Series: Masque of the Red Death
Author: Bethany Griffin
Copyright: 2013
Pages: 50
ISBN: 9780062225665
Publisher: Under the Green Willow
Author Website:
Twitter: @_bethanygriffin, @GreenwillowBook
Format: ebook
Available: 3-26-13
Rating: 4/5 stars

This is just a short bridge between Masque of the Red Death and Dance of the Red Death, so there really isn't a lot of necessary information in this book (having not read Dance yet, this is an assumption, but I'd be surprised if there was something vital to the overall story in this novella). What we have here, though, are a couple of scenes seen through April's eyes, so it's interesting to get her perspective on what's going on around her. I am anxious to get to Dance of the Red Death. These books constantly surprise me by how much I enjoy them!

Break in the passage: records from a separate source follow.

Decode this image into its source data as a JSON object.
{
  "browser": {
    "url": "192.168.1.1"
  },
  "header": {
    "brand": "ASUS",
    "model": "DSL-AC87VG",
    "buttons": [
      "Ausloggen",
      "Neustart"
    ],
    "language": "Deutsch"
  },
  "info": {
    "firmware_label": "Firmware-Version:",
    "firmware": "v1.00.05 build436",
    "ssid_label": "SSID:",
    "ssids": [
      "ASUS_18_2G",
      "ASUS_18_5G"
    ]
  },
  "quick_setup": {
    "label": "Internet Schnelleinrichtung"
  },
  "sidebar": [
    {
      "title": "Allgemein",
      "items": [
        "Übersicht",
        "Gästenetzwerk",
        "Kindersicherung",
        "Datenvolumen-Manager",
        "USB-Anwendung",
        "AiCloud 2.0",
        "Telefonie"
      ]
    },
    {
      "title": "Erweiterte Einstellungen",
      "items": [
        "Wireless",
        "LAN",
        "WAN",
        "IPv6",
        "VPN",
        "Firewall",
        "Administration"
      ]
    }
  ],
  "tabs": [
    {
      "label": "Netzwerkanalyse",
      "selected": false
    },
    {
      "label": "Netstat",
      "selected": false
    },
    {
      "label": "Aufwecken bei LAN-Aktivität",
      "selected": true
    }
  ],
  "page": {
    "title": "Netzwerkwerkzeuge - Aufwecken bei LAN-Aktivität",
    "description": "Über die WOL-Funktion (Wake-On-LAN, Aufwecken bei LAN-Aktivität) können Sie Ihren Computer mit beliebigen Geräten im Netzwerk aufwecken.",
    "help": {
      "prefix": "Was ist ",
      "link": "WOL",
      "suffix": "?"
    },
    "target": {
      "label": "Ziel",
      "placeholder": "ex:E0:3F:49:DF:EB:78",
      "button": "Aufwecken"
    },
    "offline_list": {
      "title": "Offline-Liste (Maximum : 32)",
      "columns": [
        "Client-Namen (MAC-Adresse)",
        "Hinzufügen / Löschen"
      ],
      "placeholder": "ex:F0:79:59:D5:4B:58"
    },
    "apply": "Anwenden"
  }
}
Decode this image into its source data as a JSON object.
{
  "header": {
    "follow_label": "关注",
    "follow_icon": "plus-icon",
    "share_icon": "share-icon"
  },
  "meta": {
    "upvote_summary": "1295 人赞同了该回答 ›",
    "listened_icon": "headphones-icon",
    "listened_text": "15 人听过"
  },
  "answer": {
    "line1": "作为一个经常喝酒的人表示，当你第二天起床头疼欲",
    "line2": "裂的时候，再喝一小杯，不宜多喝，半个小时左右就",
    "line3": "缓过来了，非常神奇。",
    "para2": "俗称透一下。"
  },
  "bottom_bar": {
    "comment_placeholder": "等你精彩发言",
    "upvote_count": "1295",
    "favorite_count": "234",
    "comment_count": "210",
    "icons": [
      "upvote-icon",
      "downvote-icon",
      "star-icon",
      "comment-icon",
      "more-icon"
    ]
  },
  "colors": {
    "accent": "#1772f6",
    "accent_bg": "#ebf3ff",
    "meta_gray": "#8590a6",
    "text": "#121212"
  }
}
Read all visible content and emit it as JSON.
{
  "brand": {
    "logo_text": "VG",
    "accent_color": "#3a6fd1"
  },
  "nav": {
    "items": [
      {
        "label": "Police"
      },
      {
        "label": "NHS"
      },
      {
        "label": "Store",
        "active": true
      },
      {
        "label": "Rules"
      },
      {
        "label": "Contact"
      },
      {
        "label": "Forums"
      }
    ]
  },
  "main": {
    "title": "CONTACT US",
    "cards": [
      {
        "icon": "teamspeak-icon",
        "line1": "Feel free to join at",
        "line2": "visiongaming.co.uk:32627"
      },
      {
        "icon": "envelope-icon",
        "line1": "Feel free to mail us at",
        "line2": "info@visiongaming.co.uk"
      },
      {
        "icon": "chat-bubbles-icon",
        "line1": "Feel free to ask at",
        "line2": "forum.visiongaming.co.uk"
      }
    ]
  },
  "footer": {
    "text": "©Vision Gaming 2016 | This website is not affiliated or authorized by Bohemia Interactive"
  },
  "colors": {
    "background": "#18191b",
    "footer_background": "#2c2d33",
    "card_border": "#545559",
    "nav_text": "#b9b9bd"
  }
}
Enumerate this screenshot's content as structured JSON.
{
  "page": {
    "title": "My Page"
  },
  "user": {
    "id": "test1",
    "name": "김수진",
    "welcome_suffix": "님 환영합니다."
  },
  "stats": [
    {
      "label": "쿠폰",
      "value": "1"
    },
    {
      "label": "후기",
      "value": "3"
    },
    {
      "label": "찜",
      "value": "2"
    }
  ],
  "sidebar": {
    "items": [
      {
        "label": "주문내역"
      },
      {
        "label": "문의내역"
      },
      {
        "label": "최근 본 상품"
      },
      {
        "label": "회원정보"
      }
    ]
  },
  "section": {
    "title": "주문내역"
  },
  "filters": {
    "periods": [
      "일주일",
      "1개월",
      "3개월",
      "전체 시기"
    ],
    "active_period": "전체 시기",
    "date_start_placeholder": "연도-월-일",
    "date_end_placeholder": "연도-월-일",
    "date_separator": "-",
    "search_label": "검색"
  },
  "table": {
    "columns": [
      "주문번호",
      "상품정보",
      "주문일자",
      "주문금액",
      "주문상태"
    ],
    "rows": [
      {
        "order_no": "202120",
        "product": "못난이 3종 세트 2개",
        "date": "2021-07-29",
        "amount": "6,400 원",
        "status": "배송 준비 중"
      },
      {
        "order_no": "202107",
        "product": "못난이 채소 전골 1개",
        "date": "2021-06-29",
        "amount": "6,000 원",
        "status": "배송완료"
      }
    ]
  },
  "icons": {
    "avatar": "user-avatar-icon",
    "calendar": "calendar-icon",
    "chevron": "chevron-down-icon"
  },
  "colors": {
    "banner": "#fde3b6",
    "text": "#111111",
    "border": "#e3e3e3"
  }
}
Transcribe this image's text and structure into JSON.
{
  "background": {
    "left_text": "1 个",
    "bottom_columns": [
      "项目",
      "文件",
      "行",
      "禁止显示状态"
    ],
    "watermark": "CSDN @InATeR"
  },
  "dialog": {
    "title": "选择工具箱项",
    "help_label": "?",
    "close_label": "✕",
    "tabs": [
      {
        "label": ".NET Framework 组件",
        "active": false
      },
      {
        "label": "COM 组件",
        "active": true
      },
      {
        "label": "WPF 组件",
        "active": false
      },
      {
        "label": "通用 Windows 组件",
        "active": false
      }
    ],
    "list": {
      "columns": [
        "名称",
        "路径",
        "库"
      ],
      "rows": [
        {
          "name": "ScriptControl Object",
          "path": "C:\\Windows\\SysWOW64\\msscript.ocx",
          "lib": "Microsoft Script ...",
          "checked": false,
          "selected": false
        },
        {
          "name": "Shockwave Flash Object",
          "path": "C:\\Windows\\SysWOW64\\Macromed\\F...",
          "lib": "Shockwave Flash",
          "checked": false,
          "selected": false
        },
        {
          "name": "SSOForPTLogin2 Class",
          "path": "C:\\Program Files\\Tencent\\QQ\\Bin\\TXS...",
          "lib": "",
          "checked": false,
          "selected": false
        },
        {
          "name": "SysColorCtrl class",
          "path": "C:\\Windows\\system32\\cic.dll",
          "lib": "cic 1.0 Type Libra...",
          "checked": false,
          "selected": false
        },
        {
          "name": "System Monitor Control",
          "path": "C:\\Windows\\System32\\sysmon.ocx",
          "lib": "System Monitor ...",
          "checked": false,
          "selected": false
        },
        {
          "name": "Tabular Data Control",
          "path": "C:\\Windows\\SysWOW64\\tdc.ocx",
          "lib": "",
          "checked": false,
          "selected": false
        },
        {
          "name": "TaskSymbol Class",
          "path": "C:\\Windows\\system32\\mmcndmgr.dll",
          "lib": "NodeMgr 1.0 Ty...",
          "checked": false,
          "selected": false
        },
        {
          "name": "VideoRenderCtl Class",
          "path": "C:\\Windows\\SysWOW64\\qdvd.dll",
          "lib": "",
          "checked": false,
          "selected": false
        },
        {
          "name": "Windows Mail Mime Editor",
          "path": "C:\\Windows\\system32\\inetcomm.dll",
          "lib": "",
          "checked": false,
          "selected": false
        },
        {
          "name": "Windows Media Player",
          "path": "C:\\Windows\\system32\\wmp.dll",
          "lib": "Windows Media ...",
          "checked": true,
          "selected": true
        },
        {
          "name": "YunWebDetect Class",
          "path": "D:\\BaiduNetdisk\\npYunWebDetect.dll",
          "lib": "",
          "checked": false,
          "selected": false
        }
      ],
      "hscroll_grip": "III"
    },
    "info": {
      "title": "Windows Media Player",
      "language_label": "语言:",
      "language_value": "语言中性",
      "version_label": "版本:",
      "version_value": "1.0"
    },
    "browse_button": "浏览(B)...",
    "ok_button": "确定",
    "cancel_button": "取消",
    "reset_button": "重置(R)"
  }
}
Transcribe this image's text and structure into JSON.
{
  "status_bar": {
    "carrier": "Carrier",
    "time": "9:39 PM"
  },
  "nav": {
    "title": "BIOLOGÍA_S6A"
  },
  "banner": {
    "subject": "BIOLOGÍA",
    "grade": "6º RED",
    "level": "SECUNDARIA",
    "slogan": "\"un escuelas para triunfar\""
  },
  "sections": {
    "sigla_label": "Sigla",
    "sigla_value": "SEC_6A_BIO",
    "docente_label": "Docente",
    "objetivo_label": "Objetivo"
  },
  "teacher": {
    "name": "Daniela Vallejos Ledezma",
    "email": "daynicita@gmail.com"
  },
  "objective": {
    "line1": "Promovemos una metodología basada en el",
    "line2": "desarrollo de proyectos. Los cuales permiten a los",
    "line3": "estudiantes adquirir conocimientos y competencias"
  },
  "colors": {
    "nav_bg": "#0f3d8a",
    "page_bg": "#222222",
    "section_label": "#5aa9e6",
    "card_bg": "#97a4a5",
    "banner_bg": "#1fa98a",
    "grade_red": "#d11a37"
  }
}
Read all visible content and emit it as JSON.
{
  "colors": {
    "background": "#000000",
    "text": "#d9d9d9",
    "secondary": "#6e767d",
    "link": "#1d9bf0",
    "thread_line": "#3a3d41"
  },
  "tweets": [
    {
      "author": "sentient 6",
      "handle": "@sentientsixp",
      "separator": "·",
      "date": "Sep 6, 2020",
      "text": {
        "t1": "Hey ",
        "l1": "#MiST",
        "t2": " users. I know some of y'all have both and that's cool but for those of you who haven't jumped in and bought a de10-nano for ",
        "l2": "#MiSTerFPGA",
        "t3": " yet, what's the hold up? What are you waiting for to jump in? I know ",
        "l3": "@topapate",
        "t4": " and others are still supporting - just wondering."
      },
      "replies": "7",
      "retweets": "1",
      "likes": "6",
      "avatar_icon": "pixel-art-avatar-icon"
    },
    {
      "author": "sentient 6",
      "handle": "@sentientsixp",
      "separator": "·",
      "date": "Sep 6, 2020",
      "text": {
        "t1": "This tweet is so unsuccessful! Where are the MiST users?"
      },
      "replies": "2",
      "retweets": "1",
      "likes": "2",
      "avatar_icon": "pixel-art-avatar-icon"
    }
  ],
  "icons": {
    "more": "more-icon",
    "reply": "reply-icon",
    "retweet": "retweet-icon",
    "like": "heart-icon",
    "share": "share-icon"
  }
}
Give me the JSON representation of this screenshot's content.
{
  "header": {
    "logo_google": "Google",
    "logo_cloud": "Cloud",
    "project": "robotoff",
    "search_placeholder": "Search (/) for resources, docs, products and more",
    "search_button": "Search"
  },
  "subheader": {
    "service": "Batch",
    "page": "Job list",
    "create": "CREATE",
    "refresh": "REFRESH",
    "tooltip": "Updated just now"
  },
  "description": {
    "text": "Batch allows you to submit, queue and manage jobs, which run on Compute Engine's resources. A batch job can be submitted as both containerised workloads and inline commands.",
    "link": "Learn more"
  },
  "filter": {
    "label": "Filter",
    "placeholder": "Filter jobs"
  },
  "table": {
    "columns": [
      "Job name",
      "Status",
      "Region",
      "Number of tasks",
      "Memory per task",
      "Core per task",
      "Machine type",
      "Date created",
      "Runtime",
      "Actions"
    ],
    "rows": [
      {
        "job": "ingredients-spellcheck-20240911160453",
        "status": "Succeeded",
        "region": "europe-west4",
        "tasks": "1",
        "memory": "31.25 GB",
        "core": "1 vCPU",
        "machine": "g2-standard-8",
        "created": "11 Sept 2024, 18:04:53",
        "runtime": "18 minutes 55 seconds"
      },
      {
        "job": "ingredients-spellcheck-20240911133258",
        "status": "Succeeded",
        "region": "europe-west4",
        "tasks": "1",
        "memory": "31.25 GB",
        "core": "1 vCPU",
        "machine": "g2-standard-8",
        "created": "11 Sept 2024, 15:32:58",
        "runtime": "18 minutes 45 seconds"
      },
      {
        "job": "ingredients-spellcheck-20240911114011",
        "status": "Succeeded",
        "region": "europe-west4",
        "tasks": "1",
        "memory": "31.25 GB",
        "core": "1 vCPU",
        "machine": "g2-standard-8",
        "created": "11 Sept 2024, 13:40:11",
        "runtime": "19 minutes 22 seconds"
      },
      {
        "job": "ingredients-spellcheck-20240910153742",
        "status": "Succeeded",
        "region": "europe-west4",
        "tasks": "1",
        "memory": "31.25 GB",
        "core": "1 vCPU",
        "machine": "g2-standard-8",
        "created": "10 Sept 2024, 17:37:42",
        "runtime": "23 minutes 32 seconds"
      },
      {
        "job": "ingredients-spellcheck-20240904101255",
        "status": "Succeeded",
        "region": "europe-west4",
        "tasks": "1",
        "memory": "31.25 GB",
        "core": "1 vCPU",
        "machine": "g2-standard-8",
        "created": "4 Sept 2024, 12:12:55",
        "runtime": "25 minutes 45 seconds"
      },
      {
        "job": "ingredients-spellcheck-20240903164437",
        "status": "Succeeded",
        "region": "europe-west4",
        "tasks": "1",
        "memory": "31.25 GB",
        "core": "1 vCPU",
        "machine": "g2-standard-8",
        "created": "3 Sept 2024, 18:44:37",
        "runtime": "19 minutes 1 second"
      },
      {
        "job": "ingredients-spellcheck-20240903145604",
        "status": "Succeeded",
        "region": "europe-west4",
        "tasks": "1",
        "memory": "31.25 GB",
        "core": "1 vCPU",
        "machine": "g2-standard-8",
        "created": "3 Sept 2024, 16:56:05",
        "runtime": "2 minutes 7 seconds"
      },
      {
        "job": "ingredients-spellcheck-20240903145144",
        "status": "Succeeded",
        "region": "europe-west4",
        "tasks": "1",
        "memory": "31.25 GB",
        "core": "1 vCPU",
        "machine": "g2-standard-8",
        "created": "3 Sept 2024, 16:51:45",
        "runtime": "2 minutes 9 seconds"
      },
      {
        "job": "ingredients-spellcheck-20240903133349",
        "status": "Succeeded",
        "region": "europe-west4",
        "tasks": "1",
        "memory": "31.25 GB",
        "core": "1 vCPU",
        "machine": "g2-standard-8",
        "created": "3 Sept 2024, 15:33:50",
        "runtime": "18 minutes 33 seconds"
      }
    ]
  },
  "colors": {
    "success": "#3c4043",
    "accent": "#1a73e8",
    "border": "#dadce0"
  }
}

Thursday, August 1, 2013

July 2013 Recap

Books Read

5 books finished
  1. The Ocean at the End of the Lane by Neil Gaiman
  2. Raven Girl by Audrey Niffenegger
  3. A Boy Called Dickens by Deborah Hopkinson
  4. Dreams Underfoot by Charles de Lint 
  5. The Wednesday Daughters by Meg Waite Clayton
1,006 pages total

Gender of author:
2 male
3 female

Year of Publication:
1 - 1993
1 - 2012
3 - 2013

Books Acquired

2 books total

1 hardcover purchased at book signing at Schuler
1 paperback purchased at Schuler

1 has been read

2013 Year to Date Totals

Books Read: 54
Pages Read: 10,948

Books Acquired: 142
Books Acquired Read: 25